The crowd, which included parents with young children, retired couples and large groups of youths, made its way along the city's Paseig de Gracia avenue under a bright blue sky as a police helicopter flew overhead.
Carmen Gutierrez, 60, an insurance worker, waved a giant red and yellow Spanish flag and danced to Spanish singer Manolo Escobar's “Y viva Espana” (“And Long Live Spain”) as the song blared from speakers.
She said she was at work on Friday when Catalonia's regional parliament voted to declare independence and said to herself: “This won't go far”.
“I feel sorry for the people who believed it,” she said.
Gutierrez, who was born in Andalusia, said Catalonia's separatist leaders are “guilty of dividing us, guilty of putting our pensions in danger, guilty of causing our banks to leave.”
That was a reference to the decision by Catalonia's two biggest banks to move their legal headquarters to other parts of Spain in recent weeks due to the political tension.
We are many
Municipal police said the crowd numbered about 300,000. Organisers said 1.3 million turned out and the central government's representative in Catalonia put the figure at one million.
“The streets don't belong just to the separatists,” said Alex Ramos, a doctor and the vice-president of Societat Civil Catalana, a group opposed to independence that organised the rally.
“Together” and “Catalonia is my land, Spain is my country” were among the signs on display at the rally.
“There can't be a Catalan republic,” said Oscar Torres, an 83-year-old pensioner.
Demands for independence have sparked Spain's biggest political crisis in decades.

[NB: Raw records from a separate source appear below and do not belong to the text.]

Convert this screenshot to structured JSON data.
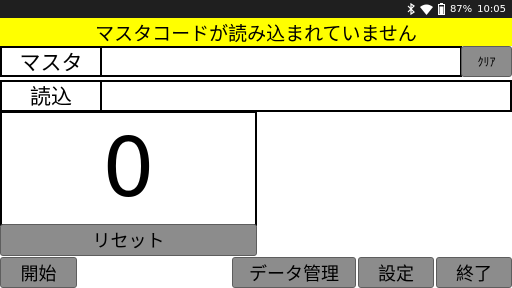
{
  "status": {
    "battery": "87%",
    "time": "10:05"
  },
  "banner": {
    "text": "マスタコードが読み込まれていません",
    "color": "#ffff00"
  },
  "master": {
    "label": "マスタ",
    "value": ""
  },
  "read": {
    "label": "読込",
    "value": ""
  },
  "clear_button": {
    "label": "ｸﾘｱ"
  },
  "counter": {
    "value": "0"
  },
  "reset_button": {
    "label": "リセット"
  },
  "bottom_buttons": {
    "start": "開始",
    "data_management": "データ管理",
    "settings": "設定",
    "exit": "終了"
  },
  "colors": {
    "button_gray": "#8c8c8c",
    "status_bar": "#1f1f1f"
  }
}
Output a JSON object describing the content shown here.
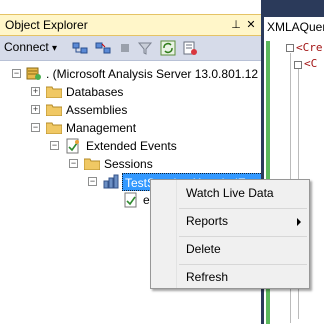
{
  "panel": {
    "title": "Object Explorer",
    "pin_glyph": "⊥",
    "close_glyph": "✕"
  },
  "toolbar": {
    "connect_label": "Connect",
    "connect_arrow": "▾"
  },
  "tree": {
    "server": ". (Microsoft Analysis Server 13.0.801.12",
    "databases": "Databases",
    "assemblies": "Assemblies",
    "management": "Management",
    "extended_events": "Extended Events",
    "sessions": "Sessions",
    "session_name": "TestSession XtendedEvents",
    "child": "e"
  },
  "doc": {
    "tab_title": "XMLAQuer",
    "line1": "<Cre",
    "line2": "<C"
  },
  "context_menu": {
    "items": [
      {
        "label": "Watch Live Data"
      },
      {
        "label": "Reports"
      },
      {
        "label": "Delete"
      },
      {
        "label": "Refresh"
      }
    ]
  },
  "colors": {
    "title_bg": "#fff6c9",
    "selection": "#3399ff",
    "toolbar_bg": "#d6dbe9",
    "doc_bg": "#2b3a5a"
  }
}
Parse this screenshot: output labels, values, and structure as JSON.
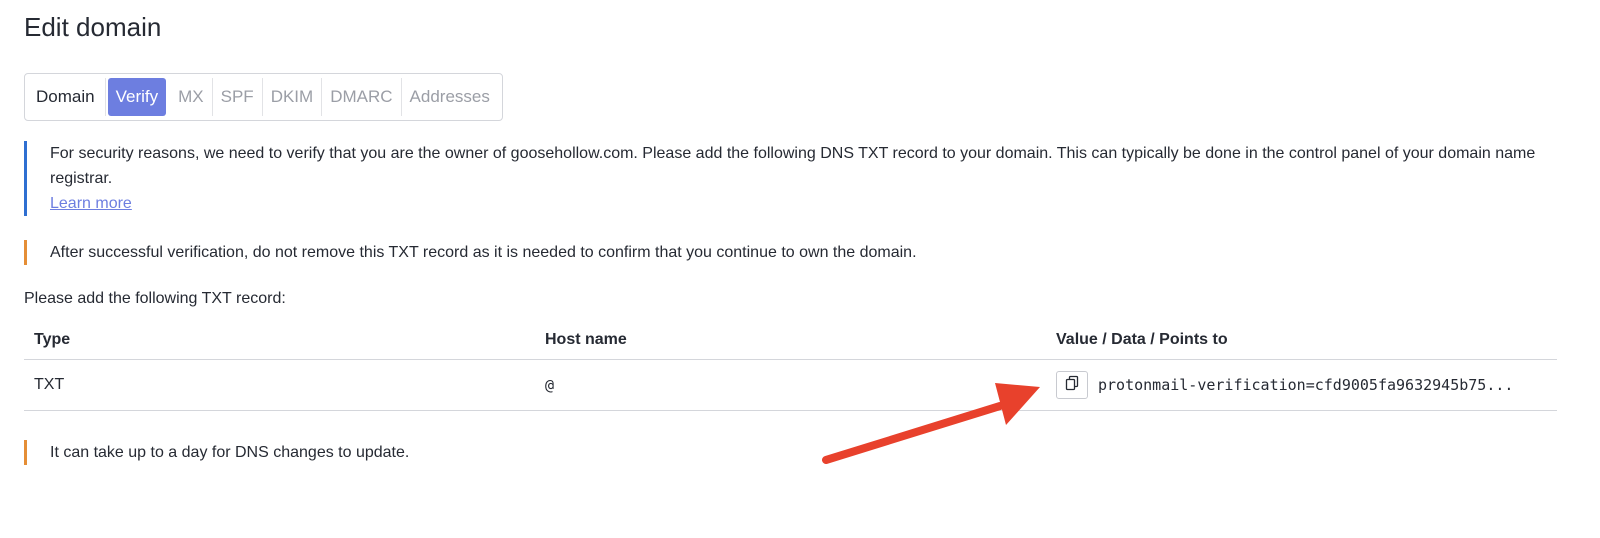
{
  "page": {
    "title": "Edit domain"
  },
  "tabs": [
    {
      "label": "Domain",
      "state": "default"
    },
    {
      "label": "Verify",
      "state": "active"
    },
    {
      "label": "MX",
      "state": "disabled"
    },
    {
      "label": "SPF",
      "state": "disabled"
    },
    {
      "label": "DKIM",
      "state": "disabled"
    },
    {
      "label": "DMARC",
      "state": "disabled"
    },
    {
      "label": "Addresses",
      "state": "disabled"
    }
  ],
  "notices": {
    "security": "For security reasons, we need to verify that you are the owner of goosehollow.com. Please add the following DNS TXT record to your domain. This can typically be done in the control panel of your domain name registrar.",
    "learn_more": "Learn more",
    "after_verification": "After successful verification, do not remove this TXT record as it is needed to confirm that you continue to own the domain.",
    "dns_delay": "It can take up to a day for DNS changes to update."
  },
  "record_intro": "Please add the following TXT record:",
  "table": {
    "headers": {
      "type": "Type",
      "host": "Host name",
      "value": "Value / Data / Points to"
    },
    "rows": [
      {
        "type": "TXT",
        "host": "@",
        "value": "protonmail-verification=cfd9005fa9632945b75..."
      }
    ]
  },
  "icons": {
    "copy": "copy-icon",
    "annotation": "red-arrow-annotation"
  },
  "colors": {
    "accent": "#6d7ee0",
    "info_border": "#2f6fd1",
    "warning_border": "#e58e36",
    "annotation": "#e8412c"
  }
}
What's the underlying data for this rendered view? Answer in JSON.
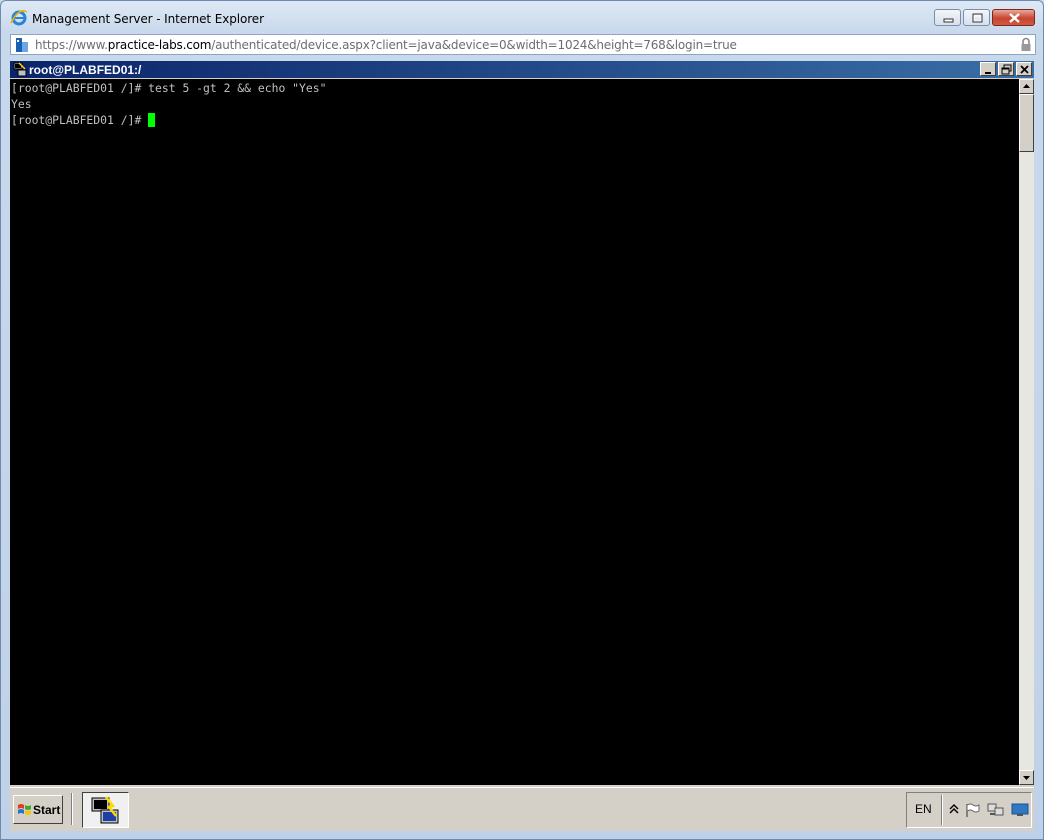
{
  "browser": {
    "title": "Management Server - Internet Explorer",
    "url_scheme": "https://www.",
    "url_host": "practice-labs.com",
    "url_path": "/authenticated/device.aspx?client=java&device=0&width=1024&height=768&login=true"
  },
  "putty": {
    "title": "root@PLABFED01:/"
  },
  "terminal": {
    "lines": [
      "[root@PLABFED01 /]# test 5 -gt 2 && echo \"Yes\"",
      "Yes",
      "[root@PLABFED01 /]# "
    ],
    "cursor_color": "#00ff00"
  },
  "taskbar": {
    "start_label": "Start",
    "language": "EN"
  }
}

Catalans are divided over independence.
Although two million people voted in a banned independence referendum on October 1, “there are 7.5 million Catalans”, Torres said.

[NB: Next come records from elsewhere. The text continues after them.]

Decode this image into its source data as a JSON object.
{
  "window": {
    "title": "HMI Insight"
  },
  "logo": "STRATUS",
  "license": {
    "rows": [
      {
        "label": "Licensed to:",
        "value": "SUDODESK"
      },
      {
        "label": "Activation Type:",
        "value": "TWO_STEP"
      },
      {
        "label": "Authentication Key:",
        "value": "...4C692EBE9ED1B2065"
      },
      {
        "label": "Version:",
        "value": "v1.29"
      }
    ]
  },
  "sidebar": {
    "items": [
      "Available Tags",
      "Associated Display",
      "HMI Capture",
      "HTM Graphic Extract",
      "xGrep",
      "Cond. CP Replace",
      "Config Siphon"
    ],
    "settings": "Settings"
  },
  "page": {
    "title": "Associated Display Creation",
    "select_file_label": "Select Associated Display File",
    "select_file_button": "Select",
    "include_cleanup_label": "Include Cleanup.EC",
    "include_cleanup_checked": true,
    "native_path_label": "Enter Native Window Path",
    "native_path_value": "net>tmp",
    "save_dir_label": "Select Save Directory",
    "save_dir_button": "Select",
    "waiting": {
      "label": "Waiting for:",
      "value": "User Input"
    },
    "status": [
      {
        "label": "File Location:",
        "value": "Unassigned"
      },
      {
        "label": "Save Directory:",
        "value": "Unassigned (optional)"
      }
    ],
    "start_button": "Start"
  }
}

“We have to find a solution that can satisfy the ego of the secessionists as well as the ego of Spanish authorities.”
The separatists “are very well organised, visible”, he added. But he insisted those who want Catalonia to remain a part of Spain are “much more numerous”.
The crowd cheered and applauded a national police helicopter whenever it flew low overhead, unlike at separatist rallies where it is jeered.
The separatists “can't change the course of history like that, illegally. We are not going to let ourselves be dominated,” said Jose Cosano, a 34-year-old nurse.
“They call us 'fascists' because we carry the Spanish flag… we have lost friends because we could not have a normal conversation, it would lead to a confrontation,” he added.
Many in the crowd called for Catalan leader Carles Puigdemont to be jailed. Spain's public prosecutor's office will file rebellion charges against Puigdemont this week, a spokesman for the office said Friday.
“The separatists took democracy like a blank cheque to do whatever they wanted,” said Santiago Cortes Perez, 72, who used to run a plastering firm.
He was born in Andalusia but brought to Catalonia by his parents when he was six months old.
He said he voted for Prime Minister Mariano Rajoy's conservative Popular Party (PP) in the last general election in 2016. But he is aware that the party is not very popular in Catalonia because it is seen as a “reference” for supporters of former dictator General Francisco Franco. That 1939-75 regime repressed Catalan language and culture.
“It must be said that the PP did not concern itself enough with Catalonia,” said Perez. “Order is needed, but also tenderness.”